We would like to thank University of Gondar, College of Medicine and Health Sciences for providing ethical clearance for this study. We also like to express our gratitude to Northwest Ethiopia textile factories and our study participants.
There is no source of funding for this study.
Availability of data and materials
All data generated or analyzed during this study are included in this article. The data that support the findings of this study are also available from the corresponding authors upon reasonable request.
Ethics approval and consent to participate

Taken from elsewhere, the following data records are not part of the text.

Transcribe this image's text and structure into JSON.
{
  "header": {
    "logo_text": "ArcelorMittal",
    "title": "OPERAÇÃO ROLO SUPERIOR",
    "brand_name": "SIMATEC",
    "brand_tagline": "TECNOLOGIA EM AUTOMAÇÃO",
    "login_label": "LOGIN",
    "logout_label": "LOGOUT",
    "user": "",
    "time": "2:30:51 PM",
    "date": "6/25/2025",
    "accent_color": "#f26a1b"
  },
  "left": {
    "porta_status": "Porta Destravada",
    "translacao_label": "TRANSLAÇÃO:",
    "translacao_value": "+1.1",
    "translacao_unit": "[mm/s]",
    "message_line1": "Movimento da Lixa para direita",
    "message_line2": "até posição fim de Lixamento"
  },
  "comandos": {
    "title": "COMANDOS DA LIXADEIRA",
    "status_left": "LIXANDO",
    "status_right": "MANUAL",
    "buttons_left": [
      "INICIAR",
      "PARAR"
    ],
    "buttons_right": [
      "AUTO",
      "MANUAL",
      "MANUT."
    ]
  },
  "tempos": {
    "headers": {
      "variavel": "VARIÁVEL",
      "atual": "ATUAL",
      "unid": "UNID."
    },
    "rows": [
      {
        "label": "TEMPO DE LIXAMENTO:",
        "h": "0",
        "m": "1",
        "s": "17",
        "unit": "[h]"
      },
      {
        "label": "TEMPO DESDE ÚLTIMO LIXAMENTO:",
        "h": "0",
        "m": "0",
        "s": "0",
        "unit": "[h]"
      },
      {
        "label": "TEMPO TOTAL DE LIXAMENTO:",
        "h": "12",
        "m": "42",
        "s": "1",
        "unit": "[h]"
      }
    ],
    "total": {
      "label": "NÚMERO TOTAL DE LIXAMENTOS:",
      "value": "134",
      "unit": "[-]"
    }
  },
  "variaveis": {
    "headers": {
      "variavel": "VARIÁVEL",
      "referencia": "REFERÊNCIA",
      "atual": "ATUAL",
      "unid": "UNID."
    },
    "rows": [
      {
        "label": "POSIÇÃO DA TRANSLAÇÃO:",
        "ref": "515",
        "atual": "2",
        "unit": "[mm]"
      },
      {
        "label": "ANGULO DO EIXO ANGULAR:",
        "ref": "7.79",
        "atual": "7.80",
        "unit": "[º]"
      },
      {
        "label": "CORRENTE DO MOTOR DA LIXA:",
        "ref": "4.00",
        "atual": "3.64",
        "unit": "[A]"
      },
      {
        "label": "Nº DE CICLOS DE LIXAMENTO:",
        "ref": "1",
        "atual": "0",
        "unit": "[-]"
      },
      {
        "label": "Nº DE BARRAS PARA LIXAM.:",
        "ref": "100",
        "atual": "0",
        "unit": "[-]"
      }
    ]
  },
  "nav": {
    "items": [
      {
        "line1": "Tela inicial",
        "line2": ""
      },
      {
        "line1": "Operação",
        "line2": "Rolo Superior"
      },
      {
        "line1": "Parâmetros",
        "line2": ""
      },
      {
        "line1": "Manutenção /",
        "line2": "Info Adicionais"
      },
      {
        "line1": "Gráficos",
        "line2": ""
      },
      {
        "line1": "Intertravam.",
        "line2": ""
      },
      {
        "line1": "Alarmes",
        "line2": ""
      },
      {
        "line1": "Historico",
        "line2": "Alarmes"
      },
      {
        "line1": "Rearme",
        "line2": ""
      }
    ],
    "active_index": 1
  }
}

The study was conducted after ethical clearance was obtained from Institutional Review Board (IRB) of University of Gondar, College of Medicine and Health Sciences. The copy of the ethical clearance was submitted to company manager of the industry and data were collected after getting informed verbal consent from the manager and workers. The purpose of the study was explained and confidentiality of the information was assured. Privacy was also ensured during the interview.
Consent for publication
Privacy and confidentiality of information given by each respondent was kept properly and personal identifiers were removed.
The authors declare that they have no competing interests.
Springer Nature remains neutral with regard to jurisdictional claims in published maps and institutional affiliations.
About this article
Cite this article
Daba Wami, S., Chercos, D.H., Dessie, A. et al. Cotton dust exposure and self-reported respiratory symptoms among textile factory workers in Northwest Ethiopia: a comparative cross-sectional study. J Occup Med Toxicol 13, 13 (2018). https://doi.org/10.1186/s12995-018-0194-9
- Respiratory symptoms
- Cotton dust
- Textile factory workers
- Northwest Ethiopia